A party may move for judgment in his favor where the deposition, admission, answers to interrogatories and affidavits on file show that there is no substantial controversy as to any material fact. The adverse party may file affidavits or other materials in opposition to the motion. The affidavits which are filed by either party shall be made on personal knowledge, shall show that the affiant is competent to testify as to the matters stated therein and shall set forth facts that would be admissible in evidence. The court shall render judgment if it appears that there is no substantial controversy as to any material fact and that any party is entitled to judgment as a matter of law. If the court finds that there is no substantial controversy as to certain facts or issues, it shall make an order specifying the facts or issues which are not in controversy and direct that the action proceed for a determination of the other facts or issues.
Notice shall be given to the adverse parties of the filing of a motion for judgment under this rule. The filing of such a motion shall not delay or extend the time to answer, reply or file other proceedings or papers in the case and it shall not delay the pretrial conference, the trial or other proceedings in the case. If such a motion is made after the case is at issue, the hearing on the motion and the pretrial may, in the discretion of the court, be held at one time.
(a) The court reporter shall make a full reporting by means of stenographic hand, steno-mask or machine notes, or a combination thereof, of all proceedings, including the statements of counsel and the court and the evidence, in trials and other judicial proceedings to which he is assigned by the appointing judge unless excused by the judge who is trying the case with the consent of the parties to the action. Nothing herein contained shall be construed to authorize the certification or licensing of persons as certified or licensed shorthand reporters who rely exclusively upon the steno-mask for reporting judicial proceedings, except as provided by law. A refusal of the court to permit or to require any statement to be taken down by the court reporter or transcribed after being taken down, upon the same being shown by affidavit or other direct and competent evidence, to the Supreme Court, or other appellate court, shall constitute a denial of due process of law. The court reporter may use an electronic instrument as a supplementary device. In any trial, hearing or proceedings, the judge before whom the matter is being heard may, unless objection is made by a party or counsel, order the proceedings electronically recorded. A trial or proceedings may proceed without the necessity of a court reporter being present, unless there is objection by a party or counsel. Provided that if an official transcript is ordered then it shall be prepared by the official court reporter.
(b) Upon request of either party in a civil or criminal case the reporter shall transcribe the proceedings in a trial or other judicial proceeding, or so much thereof as may be requested by the party, certify to the correctness of the transcript, and deliver the same to the party requesting it ... .

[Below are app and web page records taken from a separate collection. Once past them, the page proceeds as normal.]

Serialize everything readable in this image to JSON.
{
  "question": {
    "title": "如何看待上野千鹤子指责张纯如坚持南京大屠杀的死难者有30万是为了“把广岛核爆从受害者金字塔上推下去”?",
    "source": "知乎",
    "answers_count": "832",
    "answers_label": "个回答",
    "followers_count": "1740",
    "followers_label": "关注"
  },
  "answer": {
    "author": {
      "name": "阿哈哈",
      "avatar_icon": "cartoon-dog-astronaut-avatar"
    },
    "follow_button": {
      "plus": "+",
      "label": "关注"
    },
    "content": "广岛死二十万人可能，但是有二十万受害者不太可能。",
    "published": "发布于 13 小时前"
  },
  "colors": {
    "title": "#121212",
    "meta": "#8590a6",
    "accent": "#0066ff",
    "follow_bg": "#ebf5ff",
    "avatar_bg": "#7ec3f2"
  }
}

In First Federal Savings & Loan Ass'n. of Philadelphia v. Damnco Corp., 310 A.2d 880 (Del.Super. 1973) and Coro, Inc. v. R.N. Koch, Inc., 112 R.I. 371, 310 A.2d 662 (1973), the courts held in order to qualify for consideration under the motion for summary judgment, affidavits must set forth such facts as would be admissible in evidence rather than allege mere conclusory statements.
This court in Runyon v. Reid, 510 P.2d 943, 946, 58 A.L.R.3d 814 (Okl. 1973), supra, quoted with favor from Aktiengesellschaft Der Harlander, etc. v. Lawrence Walker Cotton, 60 N.M. 154, 288 P.2d 691, 697 (1955):